**WORK INSTRUCTIONS**
The data should be printed in full, character for character.

**DATASET CONTENT**
◇ ◇ ◇

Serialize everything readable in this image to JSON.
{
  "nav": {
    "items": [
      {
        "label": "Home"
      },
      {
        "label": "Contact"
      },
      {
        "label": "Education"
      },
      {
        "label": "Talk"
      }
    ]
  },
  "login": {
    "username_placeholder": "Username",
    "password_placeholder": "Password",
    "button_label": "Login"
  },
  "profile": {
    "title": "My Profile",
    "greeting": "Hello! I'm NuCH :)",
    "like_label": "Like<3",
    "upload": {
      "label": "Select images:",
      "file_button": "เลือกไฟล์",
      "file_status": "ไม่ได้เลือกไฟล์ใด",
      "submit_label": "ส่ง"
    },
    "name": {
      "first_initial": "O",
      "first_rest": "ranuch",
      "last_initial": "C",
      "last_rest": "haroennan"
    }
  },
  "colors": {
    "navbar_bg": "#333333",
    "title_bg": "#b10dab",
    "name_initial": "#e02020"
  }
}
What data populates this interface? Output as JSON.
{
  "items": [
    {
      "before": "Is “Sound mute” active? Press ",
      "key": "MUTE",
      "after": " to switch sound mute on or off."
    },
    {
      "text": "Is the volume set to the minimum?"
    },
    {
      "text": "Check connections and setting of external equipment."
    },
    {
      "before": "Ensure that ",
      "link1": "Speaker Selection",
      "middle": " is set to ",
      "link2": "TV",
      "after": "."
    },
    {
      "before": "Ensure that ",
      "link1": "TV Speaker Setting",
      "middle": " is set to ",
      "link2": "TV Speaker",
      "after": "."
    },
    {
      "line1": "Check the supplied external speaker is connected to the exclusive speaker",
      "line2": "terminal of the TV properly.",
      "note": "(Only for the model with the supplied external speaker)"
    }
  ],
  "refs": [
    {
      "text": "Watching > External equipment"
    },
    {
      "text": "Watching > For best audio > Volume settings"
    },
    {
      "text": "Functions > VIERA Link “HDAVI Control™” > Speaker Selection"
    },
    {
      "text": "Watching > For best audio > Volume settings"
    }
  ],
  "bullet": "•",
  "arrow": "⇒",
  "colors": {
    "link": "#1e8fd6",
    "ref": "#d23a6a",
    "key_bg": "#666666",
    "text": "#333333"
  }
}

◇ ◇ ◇

**WRITTEN REPLY**
Serialize everything readable in this image to JSON.
{
  "nav": {
    "items": [
      {
        "label": "Home"
      },
      {
        "label": "Contact"
      },
      {
        "label": "Education"
      },
      {
        "label": "Talk"
      }
    ]
  },
  "login": {
    "username_placeholder": "Username",
    "password_placeholder": "Password",
    "button_label": "Login"
  },
  "profile": {
    "title": "My Profile",
    "greeting": "Hello! I'm NuCH :)",
    "like_label": "Like<3",
    "upload": {
      "label": "Select images:",
      "file_button": "เลือกไฟล์",
      "file_status": "ไม่ได้เลือกไฟล์ใด",
      "submit_label": "ส่ง"
    },
    "name": {
      "first_initial": "O",
      "first_rest": "ranuch",
      "last_initial": "C",
      "last_rest": "haroennan"
    }
  },
  "colors": {
    "navbar_bg": "#333333",
    "title_bg": "#b10dab",
    "name_initial": "#e02020"
  }
}
What data populates this interface? Output as JSON.
{
  "items": [
    {
      "before": "Is “Sound mute” active? Press ",
      "key": "MUTE",
      "after": " to switch sound mute on or off."
    },
    {
      "text": "Is the volume set to the minimum?"
    },
    {
      "text": "Check connections and setting of external equipment."
    },
    {
      "before": "Ensure that ",
      "link1": "Speaker Selection",
      "middle": " is set to ",
      "link2": "TV",
      "after": "."
    },
    {
      "before": "Ensure that ",
      "link1": "TV Speaker Setting",
      "middle": " is set to ",
      "link2": "TV Speaker",
      "after": "."
    },
    {
      "line1": "Check the supplied external speaker is connected to the exclusive speaker",
      "line2": "terminal of the TV properly.",
      "note": "(Only for the model with the supplied external speaker)"
    }
  ],
  "refs": [
    {
      "text": "Watching > External equipment"
    },
    {
      "text": "Watching > For best audio > Volume settings"
    },
    {
      "text": "Functions > VIERA Link “HDAVI Control™” > Speaker Selection"
    },
    {
      "text": "Watching > For best audio > Volume settings"
    }
  ],
  "bullet": "•",
  "arrow": "⇒",
  "colors": {
    "link": "#1e8fd6",
    "ref": "#d23a6a",
    "key_bg": "#666666",
    "text": "#333333"
  }
}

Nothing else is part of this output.